Exercise prompt
What is needed is an exact copy of the records, with the images left out.

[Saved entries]

------------------------------------

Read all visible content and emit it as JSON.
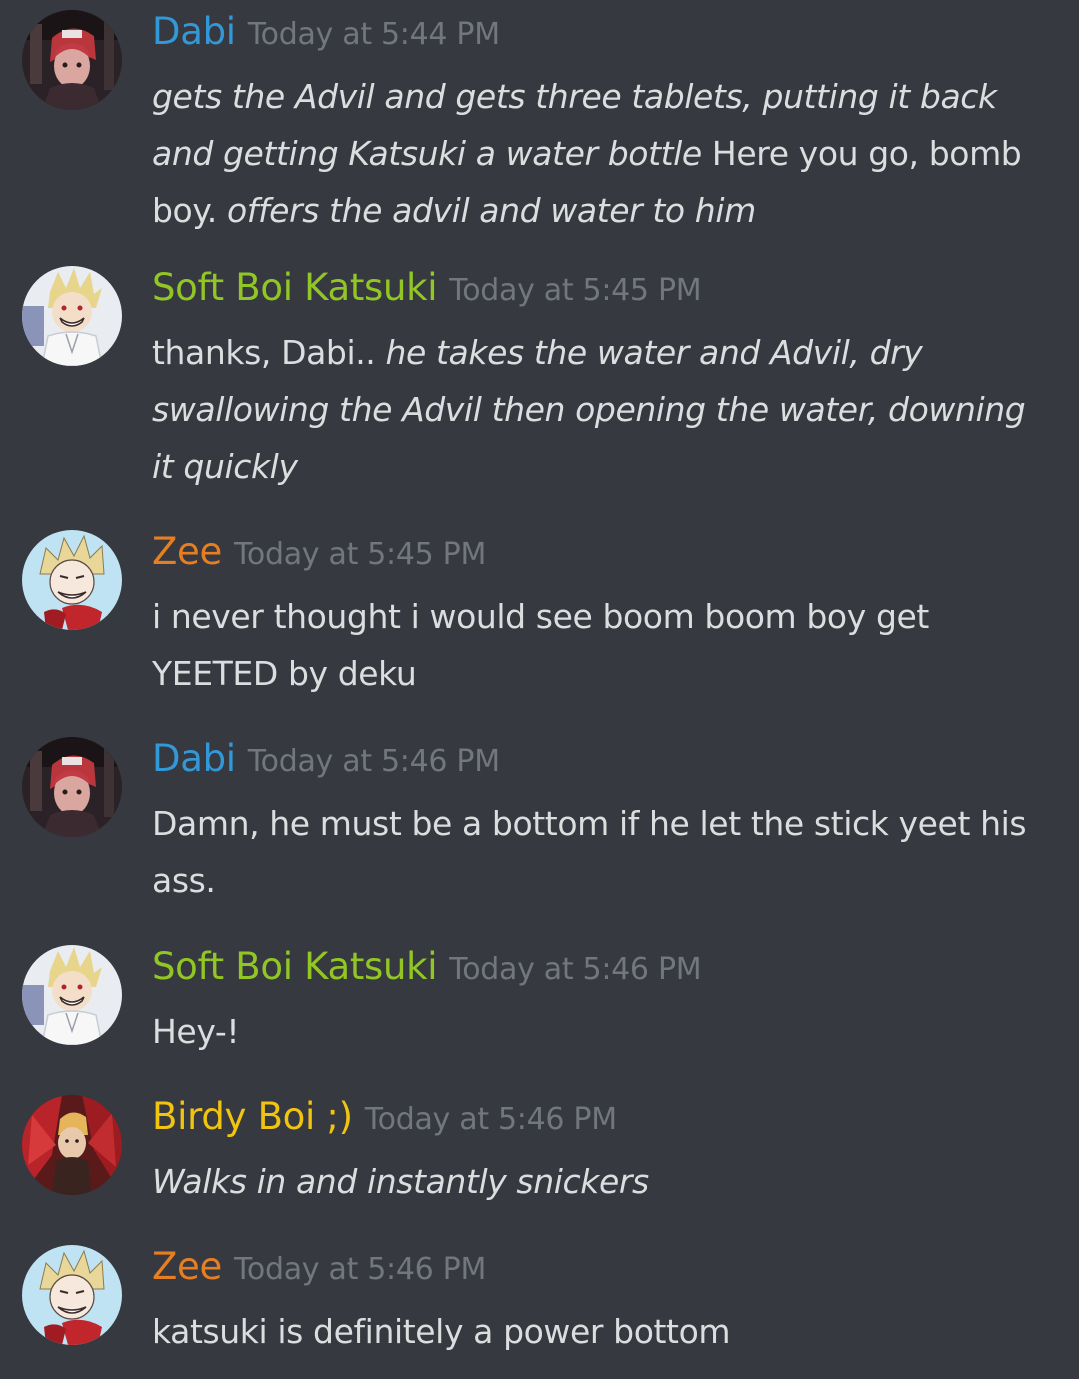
{
  "channel": {
    "messages": [
      {
        "username": "Dabi",
        "name_color": "#3298d8",
        "timestamp": "Today at 5:44 PM",
        "avatar_icon": "dabi-avatar-icon",
        "parts": [
          {
            "italic": true,
            "text": "gets the Advil and gets three tablets, putting it back and getting Katsuki a water bottle"
          },
          {
            "italic": false,
            "text": " Here you go, bomb boy. "
          },
          {
            "italic": true,
            "text": "offers the advil and water to him"
          }
        ]
      },
      {
        "username": "Soft Boi Katsuki",
        "name_color": "#91c624",
        "timestamp": "Today at 5:45 PM",
        "avatar_icon": "katsuki-avatar-icon",
        "parts": [
          {
            "italic": false,
            "text": "thanks, Dabi.. "
          },
          {
            "italic": true,
            "text": "he takes the water and Advil, dry swallowing the Advil then opening the water, downing it quickly"
          }
        ]
      },
      {
        "username": "Zee",
        "name_color": "#e67e22",
        "timestamp": "Today at 5:45 PM",
        "avatar_icon": "zee-avatar-icon",
        "parts": [
          {
            "italic": false,
            "text": "i never thought i would see boom boom boy get YEETED by deku"
          }
        ]
      },
      {
        "username": "Dabi",
        "name_color": "#3298d8",
        "timestamp": "Today at 5:46 PM",
        "avatar_icon": "dabi-avatar-icon",
        "parts": [
          {
            "italic": false,
            "text": "Damn, he must be a bottom if he let the stick yeet his ass."
          }
        ]
      },
      {
        "username": "Soft Boi Katsuki",
        "name_color": "#91c624",
        "timestamp": "Today at 5:46 PM",
        "avatar_icon": "katsuki-avatar-icon",
        "parts": [
          {
            "italic": false,
            "text": "Hey-!"
          }
        ]
      },
      {
        "username": "Birdy Boi ;)",
        "name_color": "#f1c40f",
        "timestamp": "Today at 5:46 PM",
        "avatar_icon": "birdy-avatar-icon",
        "parts": [
          {
            "italic": true,
            "text": "Walks in and instantly snickers"
          }
        ]
      },
      {
        "username": "Zee",
        "name_color": "#e67e22",
        "timestamp": "Today at 5:46 PM",
        "avatar_icon": "zee-avatar-icon",
        "parts": [
          {
            "italic": false,
            "text": "katsuki is definitely a power bottom"
          }
        ]
      }
    ]
  },
  "colors": {
    "background": "#36393f",
    "text": "#dcddde",
    "timestamp": "#72767d"
  }
}
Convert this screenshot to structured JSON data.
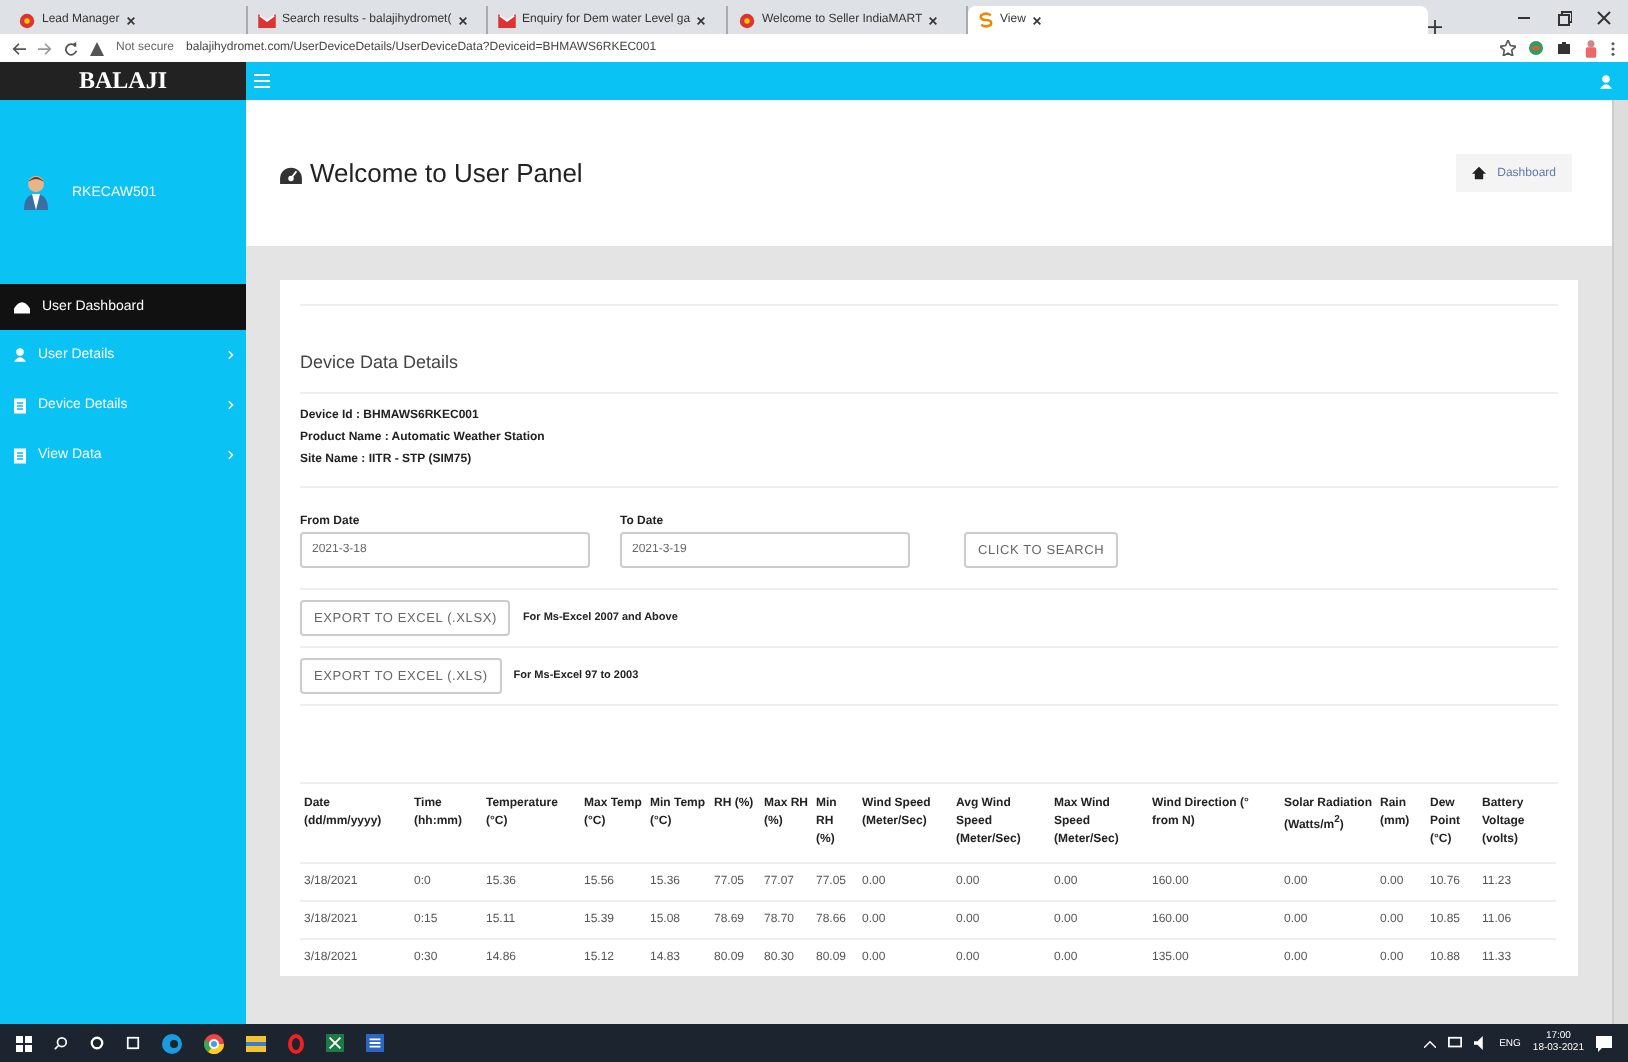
{
  "browser": {
    "tabs": [
      {
        "title": "Lead Manager",
        "kind": "indiamart",
        "selected": false
      },
      {
        "title": "Search results - balajihydromet(",
        "kind": "gmail",
        "selected": false
      },
      {
        "title": "Enquiry for Dem water Level ga",
        "kind": "gmail",
        "selected": false
      },
      {
        "title": "Welcome to Seller IndiaMART",
        "kind": "indiamart",
        "selected": false
      },
      {
        "title": "View",
        "kind": "site",
        "selected": true
      }
    ],
    "address": {
      "security": "Not secure",
      "url": "balajihydromet.com/UserDeviceDetails/UserDeviceData?Deviceid=BHMAWS6RKEC001"
    }
  },
  "app": {
    "brand": "BALAJI",
    "user": "RKECAW501",
    "menu": [
      {
        "label": "User Dashboard",
        "kind": "home",
        "selected": true,
        "arrow": false
      },
      {
        "label": "User Details",
        "kind": "user",
        "selected": false,
        "arrow": true
      },
      {
        "label": "Device Details",
        "kind": "doc",
        "selected": false,
        "arrow": true
      },
      {
        "label": "View Data",
        "kind": "doc",
        "selected": false,
        "arrow": true
      }
    ],
    "page_title": "Welcome to User Panel",
    "breadcrumb": "Dashboard",
    "card": {
      "heading": "Device Data Details",
      "info": [
        "Device Id : BHMAWS6RKEC001",
        "Product Name : Automatic Weather Station",
        "Site Name : IITR - STP (SIM75)"
      ],
      "from": {
        "label": "From Date",
        "value": "2021-3-18"
      },
      "to": {
        "label": "To Date",
        "value": "2021-3-19"
      },
      "search_button": "CLICK TO SEARCH",
      "exports": [
        {
          "button": "EXPORT TO EXCEL (.XLSX)",
          "note": "For Ms-Excel 2007 and Above"
        },
        {
          "button": "EXPORT TO EXCEL (.XLS)",
          "note": "For Ms-Excel 97 to 2003"
        }
      ],
      "table": {
        "columns": [
          "Date (dd/mm/yyyy)",
          "Time (hh:mm)",
          "Temperature (°C)",
          "Max Temp (°C)",
          "Min Temp (°C)",
          "RH (%)",
          "Max RH (%)",
          "Min RH (%)",
          "Wind Speed (Meter/Sec)",
          "Avg Wind Speed (Meter/Sec)",
          "Max Wind Speed (Meter/Sec)",
          "Wind Direction (° from N)",
          "Solar Radiation (Watts/m$^{2}$)",
          "Rain (mm)",
          "Dew Point (°C)",
          "Battery Voltage (volts)"
        ],
        "rows": [
          [
            "3/18/2021",
            "0:0",
            "15.36",
            "15.56",
            "15.36",
            "77.05",
            "77.07",
            "77.05",
            "0.00",
            "0.00",
            "0.00",
            "160.00",
            "0.00",
            "0.00",
            "10.76",
            "11.23"
          ],
          [
            "3/18/2021",
            "0:15",
            "15.11",
            "15.39",
            "15.08",
            "78.69",
            "78.70",
            "78.66",
            "0.00",
            "0.00",
            "0.00",
            "160.00",
            "0.00",
            "0.00",
            "10.85",
            "11.06"
          ],
          [
            "3/18/2021",
            "0:30",
            "14.86",
            "15.12",
            "14.83",
            "80.09",
            "80.30",
            "80.09",
            "0.00",
            "0.00",
            "0.00",
            "135.00",
            "0.00",
            "0.00",
            "10.88",
            "11.33"
          ]
        ]
      }
    }
  },
  "taskbar": {
    "language": "ENG",
    "time": "17:00",
    "date": "18-03-2021"
  }
}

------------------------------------

Exercise answer
Read all visible content and emit it as JSON.
{
  "channel": {
    "messages": [
      {
        "username": "Dabi",
        "name_color": "#3298d8",
        "timestamp": "Today at 5:44 PM",
        "avatar_icon": "dabi-avatar-icon",
        "parts": [
          {
            "italic": true,
            "text": "gets the Advil and gets three tablets, putting it back and getting Katsuki a water bottle"
          },
          {
            "italic": false,
            "text": " Here you go, bomb boy. "
          },
          {
            "italic": true,
            "text": "offers the advil and water to him"
          }
        ]
      },
      {
        "username": "Soft Boi Katsuki",
        "name_color": "#91c624",
        "timestamp": "Today at 5:45 PM",
        "avatar_icon": "katsuki-avatar-icon",
        "parts": [
          {
            "italic": false,
            "text": "thanks, Dabi.. "
          },
          {
            "italic": true,
            "text": "he takes the water and Advil, dry swallowing the Advil then opening the water, downing it quickly"
          }
        ]
      },
      {
        "username": "Zee",
        "name_color": "#e67e22",
        "timestamp": "Today at 5:45 PM",
        "avatar_icon": "zee-avatar-icon",
        "parts": [
          {
            "italic": false,
            "text": "i never thought i would see boom boom boy get YEETED by deku"
          }
        ]
      },
      {
        "username": "Dabi",
        "name_color": "#3298d8",
        "timestamp": "Today at 5:46 PM",
        "avatar_icon": "dabi-avatar-icon",
        "parts": [
          {
            "italic": false,
            "text": "Damn, he must be a bottom if he let the stick yeet his ass."
          }
        ]
      },
      {
        "username": "Soft Boi Katsuki",
        "name_color": "#91c624",
        "timestamp": "Today at 5:46 PM",
        "avatar_icon": "katsuki-avatar-icon",
        "parts": [
          {
            "italic": false,
            "text": "Hey-!"
          }
        ]
      },
      {
        "username": "Birdy Boi ;)",
        "name_color": "#f1c40f",
        "timestamp": "Today at 5:46 PM",
        "avatar_icon": "birdy-avatar-icon",
        "parts": [
          {
            "italic": true,
            "text": "Walks in and instantly snickers"
          }
        ]
      },
      {
        "username": "Zee",
        "name_color": "#e67e22",
        "timestamp": "Today at 5:46 PM",
        "avatar_icon": "zee-avatar-icon",
        "parts": [
          {
            "italic": false,
            "text": "katsuki is definitely a power bottom"
          }
        ]
      }
    ]
  },
  "colors": {
    "background": "#36393f",
    "text": "#dcddde",
    "timestamp": "#72767d"
  }
}
Convert this screenshot to structured JSON data.
{
  "browser": {
    "tabs": [
      {
        "title": "Lead Manager",
        "kind": "indiamart",
        "selected": false
      },
      {
        "title": "Search results - balajihydromet(",
        "kind": "gmail",
        "selected": false
      },
      {
        "title": "Enquiry for Dem water Level ga",
        "kind": "gmail",
        "selected": false
      },
      {
        "title": "Welcome to Seller IndiaMART",
        "kind": "indiamart",
        "selected": false
      },
      {
        "title": "View",
        "kind": "site",
        "selected": true
      }
    ],
    "address": {
      "security": "Not secure",
      "url": "balajihydromet.com/UserDeviceDetails/UserDeviceData?Deviceid=BHMAWS6RKEC001"
    }
  },
  "app": {
    "brand": "BALAJI",
    "user": "RKECAW501",
    "menu": [
      {
        "label": "User Dashboard",
        "kind": "home",
        "selected": true,
        "arrow": false
      },
      {
        "label": "User Details",
        "kind": "user",
        "selected": false,
        "arrow": true
      },
      {
        "label": "Device Details",
        "kind": "doc",
        "selected": false,
        "arrow": true
      },
      {
        "label": "View Data",
        "kind": "doc",
        "selected": false,
        "arrow": true
      }
    ],
    "page_title": "Welcome to User Panel",
    "breadcrumb": "Dashboard",
    "card": {
      "heading": "Device Data Details",
      "info": [
        "Device Id : BHMAWS6RKEC001",
        "Product Name : Automatic Weather Station",
        "Site Name : IITR - STP (SIM75)"
      ],
      "from": {
        "label": "From Date",
        "value": "2021-3-18"
      },
      "to": {
        "label": "To Date",
        "value": "2021-3-19"
      },
      "search_button": "CLICK TO SEARCH",
      "exports": [
        {
          "button": "EXPORT TO EXCEL (.XLSX)",
          "note": "For Ms-Excel 2007 and Above"
        },
        {
          "button": "EXPORT TO EXCEL (.XLS)",
          "note": "For Ms-Excel 97 to 2003"
        }
      ],
      "table": {
        "columns": [
          "Date (dd/mm/yyyy)",
          "Time (hh:mm)",
          "Temperature (°C)",
          "Max Temp (°C)",
          "Min Temp (°C)",
          "RH (%)",
          "Max RH (%)",
          "Min RH (%)",
          "Wind Speed (Meter/Sec)",
          "Avg Wind Speed (Meter/Sec)",
          "Max Wind Speed (Meter/Sec)",
          "Wind Direction (° from N)",
          "Solar Radiation (Watts/m$^{2}$)",
          "Rain (mm)",
          "Dew Point (°C)",
          "Battery Voltage (volts)"
        ],
        "rows": [
          [
            "3/18/2021",
            "0:0",
            "15.36",
            "15.56",
            "15.36",
            "77.05",
            "77.07",
            "77.05",
            "0.00",
            "0.00",
            "0.00",
            "160.00",
            "0.00",
            "0.00",
            "10.76",
            "11.23"
          ],
          [
            "3/18/2021",
            "0:15",
            "15.11",
            "15.39",
            "15.08",
            "78.69",
            "78.70",
            "78.66",
            "0.00",
            "0.00",
            "0.00",
            "160.00",
            "0.00",
            "0.00",
            "10.85",
            "11.06"
          ],
          [
            "3/18/2021",
            "0:30",
            "14.86",
            "15.12",
            "14.83",
            "80.09",
            "80.30",
            "80.09",
            "0.00",
            "0.00",
            "0.00",
            "135.00",
            "0.00",
            "0.00",
            "10.88",
            "11.33"
          ]
        ]
      }
    }
  },
  "taskbar": {
    "language": "ENG",
    "time": "17:00",
    "date": "18-03-2021"
  }
}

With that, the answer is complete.